(Component data from apps and pages)
━━━━━━━━━━━━━━━━
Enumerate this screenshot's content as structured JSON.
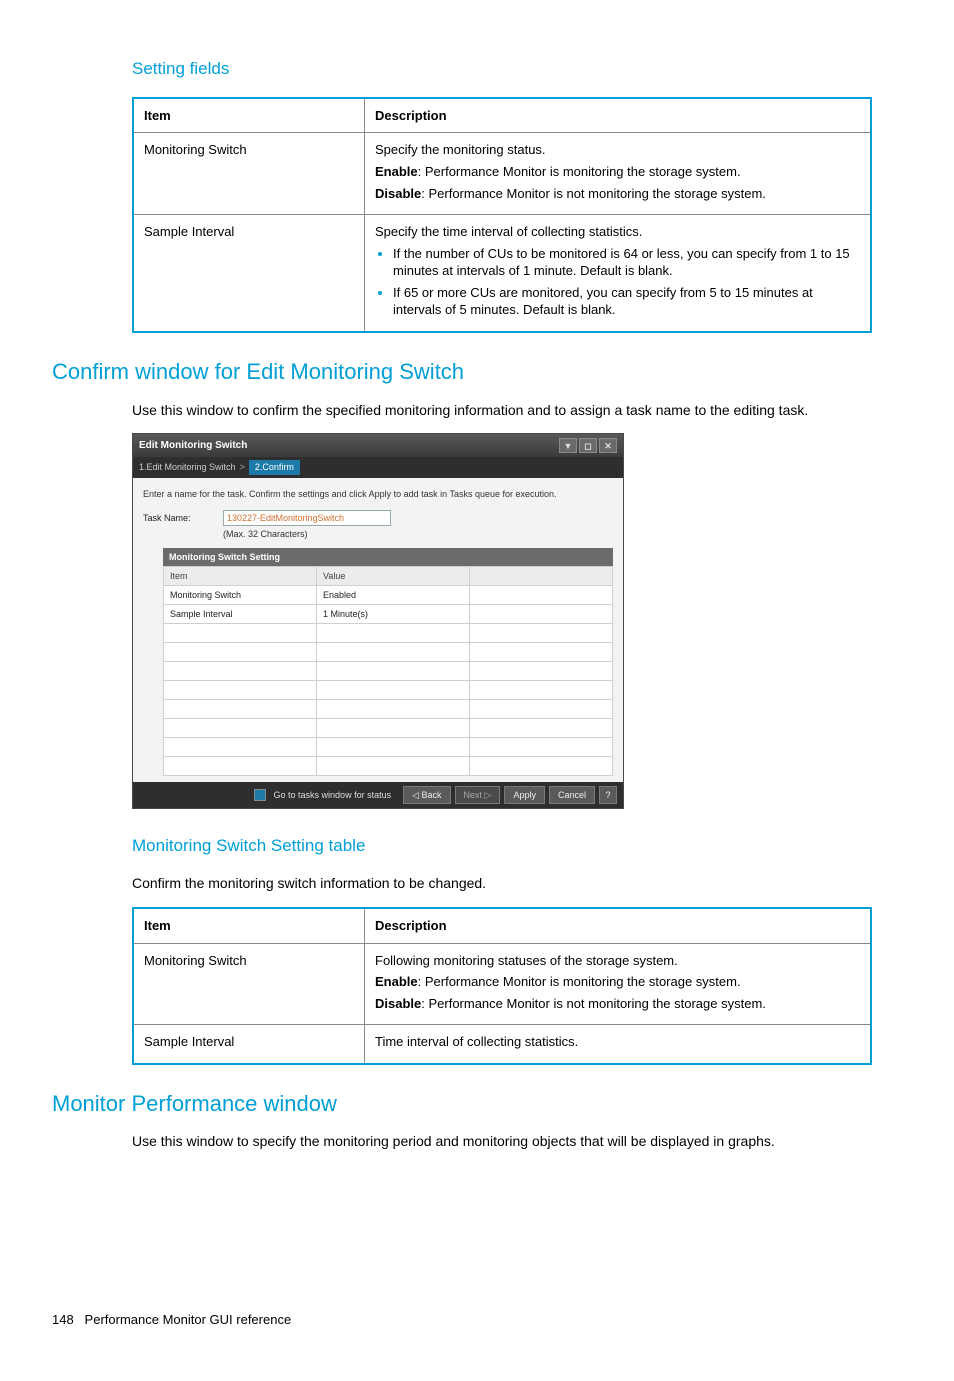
{
  "section1": {
    "heading": "Setting fields",
    "table": {
      "headers": [
        "Item",
        "Description"
      ],
      "rows": [
        {
          "item": "Monitoring Switch",
          "lines": [
            "Specify the monitoring status."
          ],
          "enable_label": "Enable",
          "enable_text": ": Performance Monitor is monitoring the storage system.",
          "disable_label": "Disable",
          "disable_text": ": Performance Monitor is not monitoring the storage system."
        },
        {
          "item": "Sample Interval",
          "lines": [
            "Specify the time interval of collecting statistics."
          ],
          "bullets": [
            "If the number of CUs to be monitored is 64 or less, you can specify from 1 to 15 minutes at intervals of 1 minute. Default is blank.",
            "If 65 or more CUs are monitored, you can specify from 5 to 15 minutes at intervals of 5 minutes. Default is blank."
          ]
        }
      ]
    }
  },
  "section2": {
    "heading": "Confirm window for Edit Monitoring Switch",
    "body": "Use this window to confirm the specified monitoring information and to assign a task name to the editing task."
  },
  "dialog": {
    "title": "Edit Monitoring Switch",
    "step1": "1.Edit Monitoring Switch",
    "step2": "2.Confirm",
    "instruction": "Enter a name for the task. Confirm the settings and click Apply to add task in Tasks queue for execution.",
    "task_label": "Task Name:",
    "task_value": "130227-EditMonitoringSwitch",
    "task_hint": "(Max. 32 Characters)",
    "panel_title": "Monitoring Switch Setting",
    "table_headers": [
      "Item",
      "Value"
    ],
    "rows": [
      {
        "item": "Monitoring Switch",
        "value": "Enabled"
      },
      {
        "item": "Sample Interval",
        "value": "1 Minute(s)"
      }
    ],
    "footer_check_label": "Go to tasks window for status",
    "buttons": {
      "back": "◁ Back",
      "next": "Next ▷",
      "apply": "Apply",
      "cancel": "Cancel",
      "help": "?"
    },
    "window_controls": {
      "filter": "▼",
      "restore": "◻",
      "close": "✕"
    }
  },
  "section3": {
    "heading": "Monitoring Switch Setting table",
    "body": "Confirm the monitoring switch information to be changed.",
    "table": {
      "headers": [
        "Item",
        "Description"
      ],
      "rows": [
        {
          "item": "Monitoring Switch",
          "lines": [
            "Following monitoring statuses of the storage system."
          ],
          "enable_label": "Enable",
          "enable_text": ": Performance Monitor is monitoring the storage system.",
          "disable_label": "Disable",
          "disable_text": ": Performance Monitor is not monitoring the storage system."
        },
        {
          "item": "Sample Interval",
          "lines": [
            "Time interval of collecting statistics."
          ]
        }
      ]
    }
  },
  "section4": {
    "heading": "Monitor Performance window",
    "body": "Use this window to specify the monitoring period and monitoring objects that will be displayed in graphs."
  },
  "footer": {
    "page_number": "148",
    "chapter": "Performance Monitor GUI reference"
  }
}
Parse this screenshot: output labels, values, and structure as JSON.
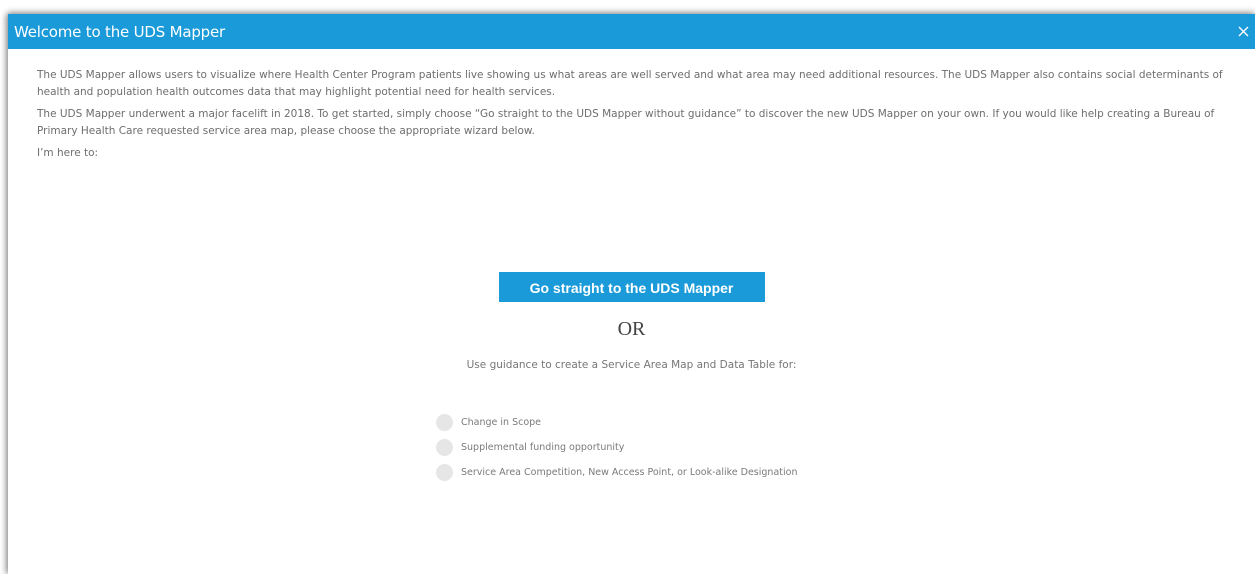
{
  "dialog": {
    "title": "Welcome to the UDS Mapper",
    "close_icon": "close-icon"
  },
  "intro": {
    "paragraph1": "The UDS Mapper allows users to visualize where Health Center Program patients live showing us what areas are well served and what area may need additional resources. The UDS Mapper also contains social determinants of health and population health outcomes data that may highlight potential need for health services.",
    "paragraph2": "The UDS Mapper underwent a major facelift in 2018. To get started, simply choose “Go straight to the UDS Mapper without guidance” to discover the new UDS Mapper on your own. If you would like help creating a Bureau of Primary Health Care requested service area map, please choose the appropriate wizard below.",
    "prompt": "I’m here to:"
  },
  "actions": {
    "go_button_label": "Go straight to the UDS Mapper",
    "or_label": "OR",
    "guidance_label": "Use guidance to create a Service Area Map and Data Table for:"
  },
  "options": [
    {
      "label": "Change in Scope",
      "selected": false
    },
    {
      "label": "Supplemental funding opportunity",
      "selected": false
    },
    {
      "label": "Service Area Competition, New Access Point, or Look-alike Designation",
      "selected": false
    }
  ],
  "colors": {
    "accent": "#1a9ad9",
    "text": "#6e6e6e",
    "radio": "#e6e6e6"
  }
}
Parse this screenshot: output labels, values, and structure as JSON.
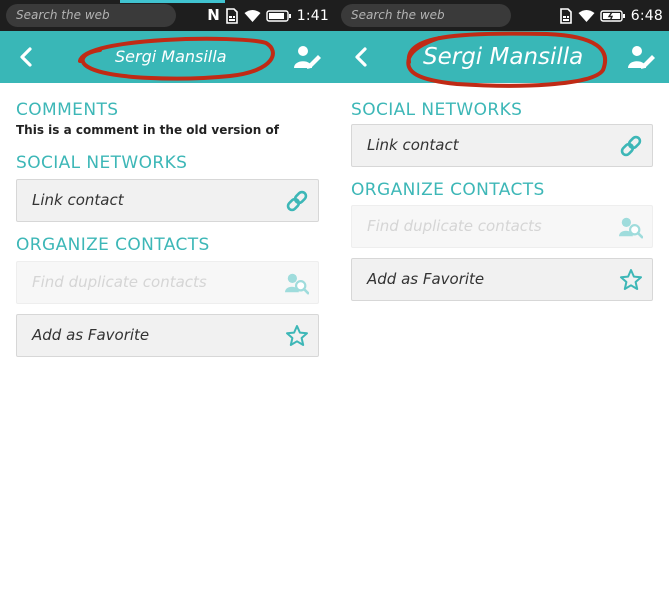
{
  "screens": [
    {
      "statusbar": {
        "search_placeholder": "Search the web",
        "time": "1:41"
      },
      "header": {
        "title": "Sergi Mansilla"
      },
      "comments": {
        "heading": "COMMENTS",
        "text": "This is a comment in the old version of"
      },
      "social": {
        "heading": "SOCIAL NETWORKS",
        "link_contact": "Link contact"
      },
      "organize": {
        "heading": "ORGANIZE CONTACTS",
        "find_duplicates": "Find duplicate contacts",
        "add_favorite": "Add as Favorite"
      }
    },
    {
      "statusbar": {
        "search_placeholder": "Search the web",
        "time": "6:48"
      },
      "header": {
        "title": "Sergi Mansilla"
      },
      "social": {
        "heading": "SOCIAL NETWORKS",
        "link_contact": "Link contact"
      },
      "organize": {
        "heading": "ORGANIZE CONTACTS",
        "find_duplicates": "Find duplicate contacts",
        "add_favorite": "Add as Favorite"
      }
    }
  ],
  "colors": {
    "header_teal": "#39b7b7",
    "section_teal": "#3db7b7",
    "annotation_red": "#c02a15",
    "statusbar": "#1e1e1e"
  },
  "icons": [
    "back-arrow-icon",
    "edit-contact-icon",
    "link-icon",
    "duplicate-search-icon",
    "star-icon",
    "nfc-icon",
    "sim-icon",
    "wifi-icon",
    "battery-icon"
  ]
}
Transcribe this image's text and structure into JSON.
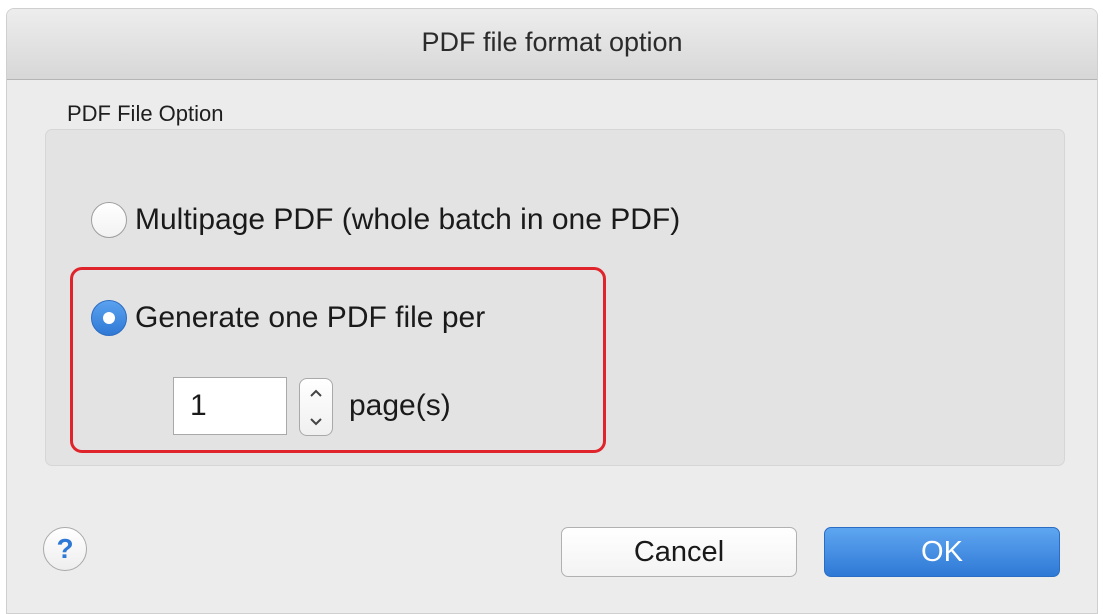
{
  "dialog": {
    "title": "PDF file format option"
  },
  "pdf_option": {
    "group_label": "PDF File Option",
    "options": [
      {
        "label": "Multipage PDF (whole batch in one PDF)",
        "selected": false
      },
      {
        "label": "Generate one PDF file per",
        "selected": true
      }
    ],
    "pages_value": "1",
    "pages_unit": "page(s)"
  },
  "footer": {
    "help_label": "?",
    "cancel_label": "Cancel",
    "ok_label": "OK"
  },
  "colors": {
    "accent": "#2f79d6",
    "highlight": "#e0242c",
    "background": "#ececec",
    "group_background": "#e3e3e3"
  },
  "icons": {
    "help": "question-mark-icon",
    "stepper_up": "chevron-up-icon",
    "stepper_down": "chevron-down-icon"
  }
}
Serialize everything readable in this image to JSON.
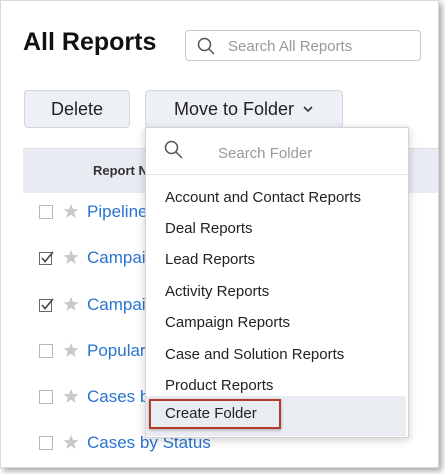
{
  "page": {
    "title": "All Reports"
  },
  "search": {
    "placeholder": "Search All Reports"
  },
  "toolbar": {
    "delete_label": "Delete",
    "move_label": "Move to Folder"
  },
  "table": {
    "header": "Report N",
    "rows": [
      {
        "name": "Pipeline",
        "checked": false
      },
      {
        "name": "Campai",
        "checked": true
      },
      {
        "name": "Campai",
        "checked": true
      },
      {
        "name": "Popular",
        "checked": false
      },
      {
        "name": "Cases b",
        "checked": false
      },
      {
        "name": "Cases by Status",
        "checked": false
      }
    ]
  },
  "dropdown": {
    "search_placeholder": "Search Folder",
    "items": [
      "Account and Contact Reports",
      "Deal Reports",
      "Lead Reports",
      "Activity Reports",
      "Campaign Reports",
      "Case and Solution Reports",
      "Product Reports"
    ],
    "create_label": "Create Folder"
  },
  "colors": {
    "link": "#2a74d0",
    "highlight_border": "#b23a2e",
    "button_bg": "#edf1f6"
  }
}
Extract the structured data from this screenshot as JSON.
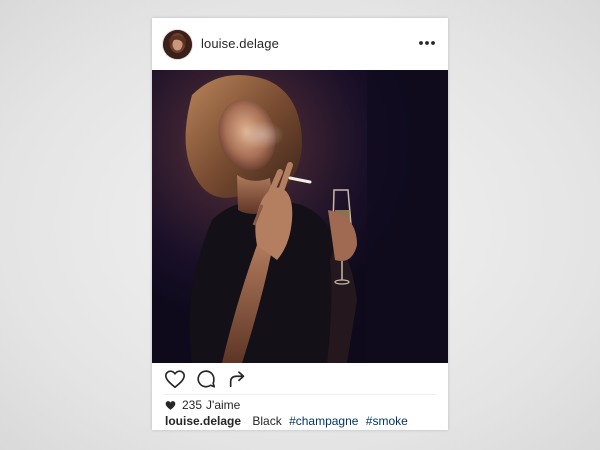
{
  "post": {
    "username": "louise.delage",
    "likes_count": "235",
    "likes_label": "J'aime",
    "caption": {
      "username": "louise.delage",
      "text": "Black",
      "hashtags": [
        "#champagne",
        "#smoke"
      ]
    }
  },
  "icons": {
    "more": "more-options-icon",
    "like": "heart-icon",
    "comment": "comment-icon",
    "share": "share-icon",
    "likes_heart": "heart-filled-icon"
  },
  "colors": {
    "background": "#e9e9e9",
    "card": "#ffffff",
    "text": "#262626",
    "hashtag": "#003569",
    "photo_dark": "#120c1a"
  }
}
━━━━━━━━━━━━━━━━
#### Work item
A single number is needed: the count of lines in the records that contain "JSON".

#### Output
6